Among the entries that follow, find every line with the word "placeholder" and list it.
BEGIN Exercise data
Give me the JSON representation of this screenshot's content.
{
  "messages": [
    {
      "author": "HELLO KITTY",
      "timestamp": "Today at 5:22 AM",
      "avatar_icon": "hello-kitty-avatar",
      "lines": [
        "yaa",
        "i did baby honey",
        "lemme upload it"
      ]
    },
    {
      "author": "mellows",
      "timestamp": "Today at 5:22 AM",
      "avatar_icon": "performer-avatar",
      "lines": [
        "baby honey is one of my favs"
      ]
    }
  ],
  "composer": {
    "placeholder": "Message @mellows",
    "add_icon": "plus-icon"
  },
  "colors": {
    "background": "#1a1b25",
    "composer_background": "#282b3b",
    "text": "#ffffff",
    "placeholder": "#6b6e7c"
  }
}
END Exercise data
## Solution below
    "placeholder": "Message @mellows",
    "placeholder": "#6b6e7c"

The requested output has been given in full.